## What the task asks
Your reply should be a single number, the count of lines in the records that contain the string "title".
★ ★ ★
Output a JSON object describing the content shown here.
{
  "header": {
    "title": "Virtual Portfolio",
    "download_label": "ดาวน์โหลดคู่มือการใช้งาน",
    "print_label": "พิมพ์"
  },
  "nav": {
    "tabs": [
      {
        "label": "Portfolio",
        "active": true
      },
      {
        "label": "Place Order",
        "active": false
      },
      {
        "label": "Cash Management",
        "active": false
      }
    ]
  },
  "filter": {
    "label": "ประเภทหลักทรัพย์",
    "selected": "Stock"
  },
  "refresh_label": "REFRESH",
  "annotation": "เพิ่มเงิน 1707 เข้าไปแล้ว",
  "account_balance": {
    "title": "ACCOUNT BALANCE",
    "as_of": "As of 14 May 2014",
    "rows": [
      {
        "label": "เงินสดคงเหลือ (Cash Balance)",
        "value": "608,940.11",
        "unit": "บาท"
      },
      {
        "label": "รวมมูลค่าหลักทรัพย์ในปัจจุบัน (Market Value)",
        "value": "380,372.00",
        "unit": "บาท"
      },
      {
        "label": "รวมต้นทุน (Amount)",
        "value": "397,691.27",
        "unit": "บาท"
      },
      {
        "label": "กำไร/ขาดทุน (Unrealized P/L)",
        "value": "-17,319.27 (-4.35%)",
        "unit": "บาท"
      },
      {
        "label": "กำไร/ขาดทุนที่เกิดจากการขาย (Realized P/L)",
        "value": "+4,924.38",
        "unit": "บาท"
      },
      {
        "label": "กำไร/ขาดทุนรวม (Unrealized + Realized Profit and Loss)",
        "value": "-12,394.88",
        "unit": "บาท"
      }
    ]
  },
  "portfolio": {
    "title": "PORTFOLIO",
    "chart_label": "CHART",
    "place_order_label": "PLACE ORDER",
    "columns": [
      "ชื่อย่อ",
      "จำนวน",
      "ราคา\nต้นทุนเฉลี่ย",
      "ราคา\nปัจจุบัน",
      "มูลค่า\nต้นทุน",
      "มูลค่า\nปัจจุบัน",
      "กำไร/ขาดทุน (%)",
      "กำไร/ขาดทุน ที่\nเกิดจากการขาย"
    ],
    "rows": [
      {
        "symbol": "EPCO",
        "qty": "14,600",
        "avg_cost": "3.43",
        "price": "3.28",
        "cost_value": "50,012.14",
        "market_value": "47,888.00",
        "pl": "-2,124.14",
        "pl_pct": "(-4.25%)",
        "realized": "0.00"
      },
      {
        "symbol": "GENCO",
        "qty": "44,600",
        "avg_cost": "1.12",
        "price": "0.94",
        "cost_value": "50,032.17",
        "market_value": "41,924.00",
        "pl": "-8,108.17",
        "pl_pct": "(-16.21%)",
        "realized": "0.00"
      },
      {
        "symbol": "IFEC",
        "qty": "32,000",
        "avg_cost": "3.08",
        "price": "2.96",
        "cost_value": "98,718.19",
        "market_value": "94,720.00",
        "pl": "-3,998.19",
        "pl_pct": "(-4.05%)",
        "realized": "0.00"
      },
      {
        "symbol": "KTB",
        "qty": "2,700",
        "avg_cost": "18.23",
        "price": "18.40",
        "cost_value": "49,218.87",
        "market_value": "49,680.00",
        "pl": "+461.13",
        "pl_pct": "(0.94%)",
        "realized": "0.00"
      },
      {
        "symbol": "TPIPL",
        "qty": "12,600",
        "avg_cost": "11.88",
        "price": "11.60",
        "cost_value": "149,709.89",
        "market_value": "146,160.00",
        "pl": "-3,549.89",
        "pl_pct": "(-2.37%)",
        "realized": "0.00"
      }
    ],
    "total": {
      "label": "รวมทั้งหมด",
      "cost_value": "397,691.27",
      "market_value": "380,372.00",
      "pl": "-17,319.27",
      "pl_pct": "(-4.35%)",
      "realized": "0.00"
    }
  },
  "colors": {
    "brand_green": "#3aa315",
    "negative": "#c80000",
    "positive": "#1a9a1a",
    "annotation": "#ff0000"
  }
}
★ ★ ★
## Answer to the exercise
3